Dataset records
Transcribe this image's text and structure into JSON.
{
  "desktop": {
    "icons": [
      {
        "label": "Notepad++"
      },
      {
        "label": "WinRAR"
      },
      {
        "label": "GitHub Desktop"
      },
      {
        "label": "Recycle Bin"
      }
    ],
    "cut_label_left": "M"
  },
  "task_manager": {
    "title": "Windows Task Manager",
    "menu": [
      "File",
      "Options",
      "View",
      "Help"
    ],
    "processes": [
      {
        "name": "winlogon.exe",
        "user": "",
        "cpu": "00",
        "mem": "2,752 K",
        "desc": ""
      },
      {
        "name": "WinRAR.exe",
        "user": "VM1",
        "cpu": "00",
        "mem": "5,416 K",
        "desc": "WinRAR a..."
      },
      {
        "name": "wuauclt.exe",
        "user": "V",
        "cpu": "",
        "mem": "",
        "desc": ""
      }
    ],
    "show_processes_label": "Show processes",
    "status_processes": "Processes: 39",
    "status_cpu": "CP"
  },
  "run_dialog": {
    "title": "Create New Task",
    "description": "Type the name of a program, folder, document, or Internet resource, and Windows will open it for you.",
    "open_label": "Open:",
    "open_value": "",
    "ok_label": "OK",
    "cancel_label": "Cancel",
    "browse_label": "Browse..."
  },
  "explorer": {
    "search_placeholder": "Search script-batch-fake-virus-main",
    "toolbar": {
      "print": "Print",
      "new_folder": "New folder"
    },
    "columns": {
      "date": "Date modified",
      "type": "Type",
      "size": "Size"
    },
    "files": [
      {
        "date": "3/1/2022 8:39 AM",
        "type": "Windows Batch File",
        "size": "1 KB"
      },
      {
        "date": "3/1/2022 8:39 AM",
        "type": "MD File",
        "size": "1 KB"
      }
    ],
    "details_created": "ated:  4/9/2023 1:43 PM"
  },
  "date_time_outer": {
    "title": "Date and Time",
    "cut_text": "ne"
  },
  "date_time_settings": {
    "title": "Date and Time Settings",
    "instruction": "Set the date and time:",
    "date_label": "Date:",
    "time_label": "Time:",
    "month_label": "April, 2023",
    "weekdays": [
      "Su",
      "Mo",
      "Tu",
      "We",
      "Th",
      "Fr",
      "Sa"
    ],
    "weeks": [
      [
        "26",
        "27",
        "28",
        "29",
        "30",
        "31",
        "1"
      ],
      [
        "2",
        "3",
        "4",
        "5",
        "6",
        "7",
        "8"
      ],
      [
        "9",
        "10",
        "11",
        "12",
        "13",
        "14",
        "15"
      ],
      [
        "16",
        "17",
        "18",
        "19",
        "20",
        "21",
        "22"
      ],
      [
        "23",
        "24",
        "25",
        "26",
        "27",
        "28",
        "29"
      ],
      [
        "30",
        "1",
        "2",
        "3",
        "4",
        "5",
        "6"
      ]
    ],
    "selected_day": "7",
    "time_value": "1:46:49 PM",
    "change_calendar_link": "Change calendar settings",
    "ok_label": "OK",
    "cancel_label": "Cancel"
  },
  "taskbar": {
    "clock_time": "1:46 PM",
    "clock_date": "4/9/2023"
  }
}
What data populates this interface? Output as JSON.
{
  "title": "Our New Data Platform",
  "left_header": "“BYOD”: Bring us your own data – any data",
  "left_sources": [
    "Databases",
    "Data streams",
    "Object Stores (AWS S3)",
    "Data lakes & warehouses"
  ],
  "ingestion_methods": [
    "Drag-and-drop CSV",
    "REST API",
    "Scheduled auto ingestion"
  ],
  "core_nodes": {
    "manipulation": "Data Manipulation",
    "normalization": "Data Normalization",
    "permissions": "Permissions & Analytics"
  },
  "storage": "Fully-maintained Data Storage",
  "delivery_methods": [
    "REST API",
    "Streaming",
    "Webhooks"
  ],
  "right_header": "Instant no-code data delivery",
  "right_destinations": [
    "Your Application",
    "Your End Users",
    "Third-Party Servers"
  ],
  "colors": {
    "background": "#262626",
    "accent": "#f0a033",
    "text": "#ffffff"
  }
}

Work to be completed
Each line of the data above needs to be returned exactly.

Solution for this task
Transcribe this image's text and structure into JSON.
{
  "desktop": {
    "icons": [
      {
        "label": "Notepad++"
      },
      {
        "label": "WinRAR"
      },
      {
        "label": "GitHub Desktop"
      },
      {
        "label": "Recycle Bin"
      }
    ],
    "cut_label_left": "M"
  },
  "task_manager": {
    "title": "Windows Task Manager",
    "menu": [
      "File",
      "Options",
      "View",
      "Help"
    ],
    "processes": [
      {
        "name": "winlogon.exe",
        "user": "",
        "cpu": "00",
        "mem": "2,752 K",
        "desc": ""
      },
      {
        "name": "WinRAR.exe",
        "user": "VM1",
        "cpu": "00",
        "mem": "5,416 K",
        "desc": "WinRAR a..."
      },
      {
        "name": "wuauclt.exe",
        "user": "V",
        "cpu": "",
        "mem": "",
        "desc": ""
      }
    ],
    "show_processes_label": "Show processes",
    "status_processes": "Processes: 39",
    "status_cpu": "CP"
  },
  "run_dialog": {
    "title": "Create New Task",
    "description": "Type the name of a program, folder, document, or Internet resource, and Windows will open it for you.",
    "open_label": "Open:",
    "open_value": "",
    "ok_label": "OK",
    "cancel_label": "Cancel",
    "browse_label": "Browse..."
  },
  "explorer": {
    "search_placeholder": "Search script-batch-fake-virus-main",
    "toolbar": {
      "print": "Print",
      "new_folder": "New folder"
    },
    "columns": {
      "date": "Date modified",
      "type": "Type",
      "size": "Size"
    },
    "files": [
      {
        "date": "3/1/2022 8:39 AM",
        "type": "Windows Batch File",
        "size": "1 KB"
      },
      {
        "date": "3/1/2022 8:39 AM",
        "type": "MD File",
        "size": "1 KB"
      }
    ],
    "details_created": "ated:  4/9/2023 1:43 PM"
  },
  "date_time_outer": {
    "title": "Date and Time",
    "cut_text": "ne"
  },
  "date_time_settings": {
    "title": "Date and Time Settings",
    "instruction": "Set the date and time:",
    "date_label": "Date:",
    "time_label": "Time:",
    "month_label": "April, 2023",
    "weekdays": [
      "Su",
      "Mo",
      "Tu",
      "We",
      "Th",
      "Fr",
      "Sa"
    ],
    "weeks": [
      [
        "26",
        "27",
        "28",
        "29",
        "30",
        "31",
        "1"
      ],
      [
        "2",
        "3",
        "4",
        "5",
        "6",
        "7",
        "8"
      ],
      [
        "9",
        "10",
        "11",
        "12",
        "13",
        "14",
        "15"
      ],
      [
        "16",
        "17",
        "18",
        "19",
        "20",
        "21",
        "22"
      ],
      [
        "23",
        "24",
        "25",
        "26",
        "27",
        "28",
        "29"
      ],
      [
        "30",
        "1",
        "2",
        "3",
        "4",
        "5",
        "6"
      ]
    ],
    "selected_day": "7",
    "time_value": "1:46:49 PM",
    "change_calendar_link": "Change calendar settings",
    "ok_label": "OK",
    "cancel_label": "Cancel"
  },
  "taskbar": {
    "clock_time": "1:46 PM",
    "clock_date": "4/9/2023"
  }
}
What data populates this interface? Output as JSON.
{
  "title": "Our New Data Platform",
  "left_header": "“BYOD”: Bring us your own data – any data",
  "left_sources": [
    "Databases",
    "Data streams",
    "Object Stores (AWS S3)",
    "Data lakes & warehouses"
  ],
  "ingestion_methods": [
    "Drag-and-drop CSV",
    "REST API",
    "Scheduled auto ingestion"
  ],
  "core_nodes": {
    "manipulation": "Data Manipulation",
    "normalization": "Data Normalization",
    "permissions": "Permissions & Analytics"
  },
  "storage": "Fully-maintained Data Storage",
  "delivery_methods": [
    "REST API",
    "Streaming",
    "Webhooks"
  ],
  "right_header": "Instant no-code data delivery",
  "right_destinations": [
    "Your Application",
    "Your End Users",
    "Third-Party Servers"
  ],
  "colors": {
    "background": "#262626",
    "accent": "#f0a033",
    "text": "#ffffff"
  }
}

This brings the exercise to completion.